Two major tall building projects have benefited from robotic-style technology in recent months to speed construction time and keep employees safe while working at height.
The project team for the 50 Hudson Yards in New York City relied on an Italian-made machine that hydraulically "climbs" up the side of a building to provide structure and walkways for workers as they construct the building's steel frame. Once several floors' worth of steel is in place, the Despe Self-Climbing Kokoon retracts the walkways, activates its hydraulic cylinders and jacks itself up to the next tiers.
Suspended from the building's columns and driven by its own onboard generator, the Kokoon can travel between floors without the aid of a crane or even stopping work on the site, according to the Despe website.
Crew members at 50 Hudson Yards used the system instead of traditional panel protection, shortening crane time, lowering labor costs and improving worker safety, according to general contractor Besix Group. The unit increased safety for pedestrians as well, shielding them from debris and accidents related to falling objects, Besix said.
Expected to open next year with tenants including BlackRock and Facebook, the 1,011-foot-tall 50 Hudson Yards topped out in February. It was the second U.S. project for the Kokoon, which was also used on the 67-story One Manhattan West in 2018.
For a tall building in Dubai, Besix turned to a robot to make elevator installation work easier, safer and quicker. The general contractor deployed the Schindler R.I.S.E. system (shown in top photo and at right), which travels to all the levels of a building to accurately measure and drill holes to set the anchor bolts necessary for the installation of the elevator guide rails and landing doors.
The technology makes construction faster and more accurate, according to a press release, while also improving safety conditions for technicians.
Due for delivery in 2022, the 1,115-foot-tall Uptown Tower will be the first building to be completed in the mixed-use Uptown Dubai district. The tower will feature 188 luxury hotel rooms and suites, restaurants, health spas, conference facilities and 229 residential units.

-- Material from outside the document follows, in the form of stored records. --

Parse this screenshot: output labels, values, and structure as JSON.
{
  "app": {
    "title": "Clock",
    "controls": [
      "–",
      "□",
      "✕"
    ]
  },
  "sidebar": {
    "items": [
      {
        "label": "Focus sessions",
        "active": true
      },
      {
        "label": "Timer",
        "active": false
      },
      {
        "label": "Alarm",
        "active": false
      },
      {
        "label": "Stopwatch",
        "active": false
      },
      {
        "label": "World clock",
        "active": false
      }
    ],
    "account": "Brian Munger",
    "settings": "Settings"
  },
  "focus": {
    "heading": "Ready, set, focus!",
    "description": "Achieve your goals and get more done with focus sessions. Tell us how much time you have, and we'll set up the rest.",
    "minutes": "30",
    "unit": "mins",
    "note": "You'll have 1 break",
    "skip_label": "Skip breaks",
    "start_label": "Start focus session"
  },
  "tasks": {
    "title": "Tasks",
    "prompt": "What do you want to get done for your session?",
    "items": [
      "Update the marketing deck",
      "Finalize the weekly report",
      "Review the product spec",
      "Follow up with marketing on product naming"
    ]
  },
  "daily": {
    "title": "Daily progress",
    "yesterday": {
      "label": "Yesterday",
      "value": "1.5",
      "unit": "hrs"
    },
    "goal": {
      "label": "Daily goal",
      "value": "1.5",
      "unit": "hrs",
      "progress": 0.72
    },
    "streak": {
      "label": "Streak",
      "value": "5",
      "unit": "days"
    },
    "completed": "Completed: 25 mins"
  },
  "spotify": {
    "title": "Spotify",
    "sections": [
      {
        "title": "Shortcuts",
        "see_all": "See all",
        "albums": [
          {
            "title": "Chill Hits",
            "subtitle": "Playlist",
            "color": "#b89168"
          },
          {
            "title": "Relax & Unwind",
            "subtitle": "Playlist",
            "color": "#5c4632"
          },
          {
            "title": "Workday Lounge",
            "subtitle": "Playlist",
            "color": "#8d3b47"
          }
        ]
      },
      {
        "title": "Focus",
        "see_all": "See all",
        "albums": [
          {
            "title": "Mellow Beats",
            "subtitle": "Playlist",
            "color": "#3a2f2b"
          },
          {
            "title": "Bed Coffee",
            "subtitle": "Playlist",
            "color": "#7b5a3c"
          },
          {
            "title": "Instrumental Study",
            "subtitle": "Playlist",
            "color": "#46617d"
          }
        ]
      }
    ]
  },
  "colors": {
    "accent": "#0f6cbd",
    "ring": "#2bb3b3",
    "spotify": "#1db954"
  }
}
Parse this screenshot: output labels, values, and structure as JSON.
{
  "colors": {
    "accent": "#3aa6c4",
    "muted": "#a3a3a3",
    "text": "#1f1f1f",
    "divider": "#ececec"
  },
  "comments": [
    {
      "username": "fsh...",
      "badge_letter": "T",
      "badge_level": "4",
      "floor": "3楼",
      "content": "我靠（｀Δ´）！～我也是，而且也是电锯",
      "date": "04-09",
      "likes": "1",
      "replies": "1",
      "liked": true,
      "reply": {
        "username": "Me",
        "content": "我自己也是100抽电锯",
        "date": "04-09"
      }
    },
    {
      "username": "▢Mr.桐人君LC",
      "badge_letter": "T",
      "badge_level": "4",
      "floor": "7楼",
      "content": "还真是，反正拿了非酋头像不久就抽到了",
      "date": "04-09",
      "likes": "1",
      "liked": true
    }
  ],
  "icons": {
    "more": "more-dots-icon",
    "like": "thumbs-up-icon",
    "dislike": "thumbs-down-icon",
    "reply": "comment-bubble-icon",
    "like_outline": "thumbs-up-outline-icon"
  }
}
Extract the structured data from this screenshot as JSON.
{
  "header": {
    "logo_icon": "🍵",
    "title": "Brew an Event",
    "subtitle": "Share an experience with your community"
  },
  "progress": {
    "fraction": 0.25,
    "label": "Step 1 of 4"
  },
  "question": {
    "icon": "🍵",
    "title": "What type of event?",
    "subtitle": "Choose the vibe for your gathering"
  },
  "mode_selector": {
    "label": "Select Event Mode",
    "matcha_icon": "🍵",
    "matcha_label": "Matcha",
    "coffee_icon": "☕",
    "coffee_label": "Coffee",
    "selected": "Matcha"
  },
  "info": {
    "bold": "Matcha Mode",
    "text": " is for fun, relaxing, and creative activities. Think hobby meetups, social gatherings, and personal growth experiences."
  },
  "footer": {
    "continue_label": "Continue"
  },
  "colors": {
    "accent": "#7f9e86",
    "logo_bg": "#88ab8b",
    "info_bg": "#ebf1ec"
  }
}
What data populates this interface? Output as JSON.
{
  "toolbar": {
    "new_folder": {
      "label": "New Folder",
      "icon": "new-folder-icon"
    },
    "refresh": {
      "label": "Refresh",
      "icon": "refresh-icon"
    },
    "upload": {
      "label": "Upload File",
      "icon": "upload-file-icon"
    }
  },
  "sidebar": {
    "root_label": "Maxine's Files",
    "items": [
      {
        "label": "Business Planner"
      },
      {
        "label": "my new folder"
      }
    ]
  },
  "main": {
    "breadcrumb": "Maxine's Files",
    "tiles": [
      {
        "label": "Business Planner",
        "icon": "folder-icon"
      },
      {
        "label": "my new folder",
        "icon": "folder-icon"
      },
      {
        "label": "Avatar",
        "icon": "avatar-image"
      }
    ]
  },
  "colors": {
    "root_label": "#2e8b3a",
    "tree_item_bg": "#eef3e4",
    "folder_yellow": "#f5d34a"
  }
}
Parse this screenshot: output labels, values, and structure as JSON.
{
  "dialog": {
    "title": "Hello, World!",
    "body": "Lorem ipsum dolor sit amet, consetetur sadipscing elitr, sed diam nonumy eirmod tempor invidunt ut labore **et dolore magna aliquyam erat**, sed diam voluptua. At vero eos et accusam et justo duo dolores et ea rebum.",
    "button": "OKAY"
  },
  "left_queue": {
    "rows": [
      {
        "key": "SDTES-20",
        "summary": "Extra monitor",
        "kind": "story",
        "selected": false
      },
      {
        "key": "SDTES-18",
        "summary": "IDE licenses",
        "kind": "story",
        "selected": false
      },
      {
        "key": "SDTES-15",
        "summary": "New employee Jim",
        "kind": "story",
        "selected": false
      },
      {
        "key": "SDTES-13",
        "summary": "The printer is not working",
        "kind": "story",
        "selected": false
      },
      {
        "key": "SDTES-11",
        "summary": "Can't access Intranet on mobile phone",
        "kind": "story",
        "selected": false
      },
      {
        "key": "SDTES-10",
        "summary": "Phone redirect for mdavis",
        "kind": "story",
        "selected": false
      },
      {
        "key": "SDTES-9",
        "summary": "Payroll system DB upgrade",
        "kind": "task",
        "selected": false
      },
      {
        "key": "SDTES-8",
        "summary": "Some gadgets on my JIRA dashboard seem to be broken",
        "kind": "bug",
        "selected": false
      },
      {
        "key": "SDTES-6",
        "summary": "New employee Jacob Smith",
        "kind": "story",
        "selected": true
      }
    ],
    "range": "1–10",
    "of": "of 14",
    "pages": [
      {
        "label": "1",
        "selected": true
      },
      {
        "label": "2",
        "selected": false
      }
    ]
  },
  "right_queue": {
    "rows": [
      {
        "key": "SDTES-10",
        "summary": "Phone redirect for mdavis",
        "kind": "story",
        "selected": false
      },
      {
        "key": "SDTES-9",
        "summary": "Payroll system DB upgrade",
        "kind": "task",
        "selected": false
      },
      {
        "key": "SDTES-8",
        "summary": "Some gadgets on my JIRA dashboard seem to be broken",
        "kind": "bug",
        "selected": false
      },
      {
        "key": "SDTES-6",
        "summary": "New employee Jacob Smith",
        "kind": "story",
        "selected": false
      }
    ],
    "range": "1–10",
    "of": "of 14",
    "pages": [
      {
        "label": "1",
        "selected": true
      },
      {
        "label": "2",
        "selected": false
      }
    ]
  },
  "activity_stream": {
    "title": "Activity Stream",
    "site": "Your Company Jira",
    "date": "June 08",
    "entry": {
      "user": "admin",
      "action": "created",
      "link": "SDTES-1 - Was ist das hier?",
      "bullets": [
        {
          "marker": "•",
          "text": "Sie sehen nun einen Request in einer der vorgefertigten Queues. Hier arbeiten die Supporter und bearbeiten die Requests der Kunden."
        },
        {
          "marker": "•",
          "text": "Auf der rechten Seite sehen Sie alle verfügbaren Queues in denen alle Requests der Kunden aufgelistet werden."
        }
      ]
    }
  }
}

RISE has been deployed commercially in the TrIIIple project in Vienna and the Varso Tower in Warsaw, which will be the tallest skyscraper in the European Union upon its planned completion in 2022, according to the company.